García, R., G. Ortega, and J.M. Pérez. 1992. Insectos de Canarias. Ed. Cabildo Insular de Gran Canaria.

Gobierno de Canarias. 1995. Legislación Canaria del Suelo y el Medio Ambiente. Ed. Gobierno de Canarias. Consejería de Política Territorial.

González, M.N., J.D. Rodrigo, and C. Suárez. 1986. Flora y Vegetación del Archipiélago Canario. Ed. EDIRCA S.L.

Helbig, A.J., J. Martens, I. Seibold, F. Henning, B. Schottler and M. Wink. 1996. Phylogeny and species limits in the Palearctic Chiffchaff (Phylloscopus collybita) complex: mitochondrial genetic variation and bioacoustic evidence. Ibis 138, 4

Heinzel, H., R. Fitter, and J. Parslow. 1992. Manual de las aves de España y de Europa, Norte de Africa y Próximo oriente. Ed. Omega.

Hilton-Taylor, C. The IUCN 2000 Red List of Threatened Species. The World Conservation Union, Gland, Switzerland. Retrieved (2001) from:

Machado, A. 1998. Biodiversidad. Un paseo por el concepto y las Islas Canarias. Ed. Cabildo Insular de Tenerife.

Martín, A. 1987. Atlas de las aves nidificantes en la isla de Tenerife. Instituto de Estudios Canarios. Monografía XXXII.

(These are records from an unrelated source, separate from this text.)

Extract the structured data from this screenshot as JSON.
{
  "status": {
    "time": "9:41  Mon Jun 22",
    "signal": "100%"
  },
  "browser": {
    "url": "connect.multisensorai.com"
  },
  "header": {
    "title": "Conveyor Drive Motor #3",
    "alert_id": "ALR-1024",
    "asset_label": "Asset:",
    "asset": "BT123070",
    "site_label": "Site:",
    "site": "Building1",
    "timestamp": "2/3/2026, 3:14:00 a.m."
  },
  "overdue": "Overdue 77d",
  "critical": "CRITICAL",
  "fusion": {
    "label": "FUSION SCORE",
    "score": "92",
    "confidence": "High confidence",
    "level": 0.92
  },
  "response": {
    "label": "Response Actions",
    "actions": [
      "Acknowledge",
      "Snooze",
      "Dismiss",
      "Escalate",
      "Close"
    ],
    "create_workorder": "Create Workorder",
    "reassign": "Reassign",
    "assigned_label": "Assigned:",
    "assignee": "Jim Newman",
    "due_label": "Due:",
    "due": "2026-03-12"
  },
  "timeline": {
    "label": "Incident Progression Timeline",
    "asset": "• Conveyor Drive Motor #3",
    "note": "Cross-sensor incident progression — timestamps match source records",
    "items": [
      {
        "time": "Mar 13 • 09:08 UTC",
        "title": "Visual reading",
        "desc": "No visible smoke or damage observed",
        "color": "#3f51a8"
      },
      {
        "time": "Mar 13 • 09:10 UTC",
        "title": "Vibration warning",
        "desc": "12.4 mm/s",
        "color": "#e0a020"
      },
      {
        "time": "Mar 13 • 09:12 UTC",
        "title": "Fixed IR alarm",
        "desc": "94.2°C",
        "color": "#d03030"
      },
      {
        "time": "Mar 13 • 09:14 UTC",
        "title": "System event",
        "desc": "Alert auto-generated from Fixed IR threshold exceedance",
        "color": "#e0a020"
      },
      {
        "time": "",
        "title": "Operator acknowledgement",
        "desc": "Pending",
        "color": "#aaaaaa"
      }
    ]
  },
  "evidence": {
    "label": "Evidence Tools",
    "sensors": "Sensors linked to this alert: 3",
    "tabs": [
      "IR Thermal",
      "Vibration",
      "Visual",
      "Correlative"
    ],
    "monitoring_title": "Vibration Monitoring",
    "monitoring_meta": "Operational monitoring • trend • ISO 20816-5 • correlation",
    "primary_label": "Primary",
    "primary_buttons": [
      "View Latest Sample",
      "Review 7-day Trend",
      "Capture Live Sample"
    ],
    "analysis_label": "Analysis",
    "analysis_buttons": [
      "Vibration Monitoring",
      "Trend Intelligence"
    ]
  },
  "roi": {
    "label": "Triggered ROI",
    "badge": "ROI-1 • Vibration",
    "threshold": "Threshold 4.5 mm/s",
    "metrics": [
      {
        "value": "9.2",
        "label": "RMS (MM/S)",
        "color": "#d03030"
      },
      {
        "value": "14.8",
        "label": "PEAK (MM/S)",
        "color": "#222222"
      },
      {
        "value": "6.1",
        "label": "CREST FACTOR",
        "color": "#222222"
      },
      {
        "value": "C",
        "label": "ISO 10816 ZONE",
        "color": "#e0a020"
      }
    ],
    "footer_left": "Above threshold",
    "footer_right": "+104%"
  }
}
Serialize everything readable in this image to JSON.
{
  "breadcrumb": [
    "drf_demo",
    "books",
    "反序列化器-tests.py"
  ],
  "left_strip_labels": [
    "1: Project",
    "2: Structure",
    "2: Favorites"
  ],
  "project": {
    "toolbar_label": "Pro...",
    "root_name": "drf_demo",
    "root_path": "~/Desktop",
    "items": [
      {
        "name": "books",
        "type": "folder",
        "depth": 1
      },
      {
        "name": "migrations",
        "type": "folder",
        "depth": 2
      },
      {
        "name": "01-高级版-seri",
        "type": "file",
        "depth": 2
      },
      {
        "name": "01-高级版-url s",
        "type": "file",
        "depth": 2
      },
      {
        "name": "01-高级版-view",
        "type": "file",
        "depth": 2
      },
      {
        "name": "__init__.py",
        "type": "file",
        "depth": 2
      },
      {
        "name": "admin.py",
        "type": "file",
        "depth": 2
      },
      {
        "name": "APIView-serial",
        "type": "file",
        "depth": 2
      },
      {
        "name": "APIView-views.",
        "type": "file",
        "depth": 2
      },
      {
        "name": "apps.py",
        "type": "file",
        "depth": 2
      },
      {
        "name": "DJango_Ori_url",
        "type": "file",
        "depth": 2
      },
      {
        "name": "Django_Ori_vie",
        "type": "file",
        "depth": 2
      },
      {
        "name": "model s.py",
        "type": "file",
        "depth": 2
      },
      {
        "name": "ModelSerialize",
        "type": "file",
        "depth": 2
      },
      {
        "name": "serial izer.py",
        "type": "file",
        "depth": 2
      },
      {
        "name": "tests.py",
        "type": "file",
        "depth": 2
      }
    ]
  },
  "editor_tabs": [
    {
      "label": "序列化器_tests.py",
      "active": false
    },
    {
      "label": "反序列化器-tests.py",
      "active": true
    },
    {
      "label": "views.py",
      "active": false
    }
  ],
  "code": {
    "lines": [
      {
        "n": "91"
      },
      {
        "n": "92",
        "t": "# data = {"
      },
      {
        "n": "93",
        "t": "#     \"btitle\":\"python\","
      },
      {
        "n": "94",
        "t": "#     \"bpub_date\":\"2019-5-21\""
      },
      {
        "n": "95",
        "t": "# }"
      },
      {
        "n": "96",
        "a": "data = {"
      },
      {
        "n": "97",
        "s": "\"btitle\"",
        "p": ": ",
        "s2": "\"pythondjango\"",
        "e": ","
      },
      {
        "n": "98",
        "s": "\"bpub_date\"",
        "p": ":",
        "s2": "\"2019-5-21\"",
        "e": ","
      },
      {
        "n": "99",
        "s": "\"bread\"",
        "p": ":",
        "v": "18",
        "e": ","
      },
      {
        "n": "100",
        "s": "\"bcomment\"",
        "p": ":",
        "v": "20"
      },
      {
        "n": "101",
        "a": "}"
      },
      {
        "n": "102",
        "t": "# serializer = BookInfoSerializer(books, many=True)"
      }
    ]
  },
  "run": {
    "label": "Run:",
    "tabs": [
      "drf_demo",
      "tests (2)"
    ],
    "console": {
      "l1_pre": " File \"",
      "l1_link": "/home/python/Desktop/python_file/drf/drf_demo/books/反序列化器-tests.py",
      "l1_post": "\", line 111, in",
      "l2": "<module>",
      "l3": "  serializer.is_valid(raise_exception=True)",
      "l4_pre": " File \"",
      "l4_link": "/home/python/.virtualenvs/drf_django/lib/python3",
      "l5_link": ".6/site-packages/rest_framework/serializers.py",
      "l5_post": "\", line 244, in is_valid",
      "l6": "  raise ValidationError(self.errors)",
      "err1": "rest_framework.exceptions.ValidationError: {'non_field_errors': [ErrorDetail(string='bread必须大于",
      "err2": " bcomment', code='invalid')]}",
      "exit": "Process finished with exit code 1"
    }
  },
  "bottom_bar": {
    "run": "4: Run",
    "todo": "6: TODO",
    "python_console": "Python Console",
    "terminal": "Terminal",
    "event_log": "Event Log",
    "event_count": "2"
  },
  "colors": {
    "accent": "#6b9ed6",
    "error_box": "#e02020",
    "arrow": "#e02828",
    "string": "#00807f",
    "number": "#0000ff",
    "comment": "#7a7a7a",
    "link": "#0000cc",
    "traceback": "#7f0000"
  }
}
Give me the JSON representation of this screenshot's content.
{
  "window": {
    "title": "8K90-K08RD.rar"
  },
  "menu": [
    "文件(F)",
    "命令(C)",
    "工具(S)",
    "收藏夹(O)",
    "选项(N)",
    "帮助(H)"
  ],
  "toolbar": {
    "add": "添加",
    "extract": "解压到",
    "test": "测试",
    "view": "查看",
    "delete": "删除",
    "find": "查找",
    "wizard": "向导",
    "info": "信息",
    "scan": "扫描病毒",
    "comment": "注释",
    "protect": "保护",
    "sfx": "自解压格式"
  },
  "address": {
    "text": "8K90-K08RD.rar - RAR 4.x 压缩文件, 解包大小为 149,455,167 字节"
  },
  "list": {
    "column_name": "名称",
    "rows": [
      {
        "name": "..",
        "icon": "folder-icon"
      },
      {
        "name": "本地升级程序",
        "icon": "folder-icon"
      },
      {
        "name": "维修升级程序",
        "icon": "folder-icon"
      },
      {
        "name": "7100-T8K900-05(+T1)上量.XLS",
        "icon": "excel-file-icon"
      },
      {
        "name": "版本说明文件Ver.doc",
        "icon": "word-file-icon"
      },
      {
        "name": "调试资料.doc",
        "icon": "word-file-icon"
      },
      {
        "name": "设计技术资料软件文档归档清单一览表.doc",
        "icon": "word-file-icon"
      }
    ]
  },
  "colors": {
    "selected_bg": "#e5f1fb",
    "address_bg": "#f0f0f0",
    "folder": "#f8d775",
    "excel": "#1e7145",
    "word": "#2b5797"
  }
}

Marzol, M.V. 1998. El Clima. Geografía de Canarias. 2nd Edition. Ed. Interinsular Canaria.

Moreno, J.M. 1988. Guía de las aves de las Islas Canarias. Ed. Interinsular Canaria, S.A.

Strasburger, E., F. Noll, H. Schenck, and A.F.W. Schimper. 1986. Tratado de Botánica. 7th Edition. Ed.Marin S.A.

Trujillo, D. 1991. Murciélagos de las Islas Canarias. Colección Técnica. Ministerio de Agricultura, Pesca y Alimentación. Ed. ICONA.

Urioste, J. 1999. CD-ROM Base de datos de especies introducidas en Canarias. Viceconsejería de Medio Ambiente del Gobierno de Canarias. Sección de Flora y Fauna/GESPLAN S.A.

Rodríguez L., J.L and J. Urioste.2000. Fauna exótica en Canarias. Makaronesia nº2.

Museo de Ciencias Naturales de Tenerife.

Prepared by: Jaime A. de Urioste, Maria Jose Bethencourt Linares
Reviewed by: In progress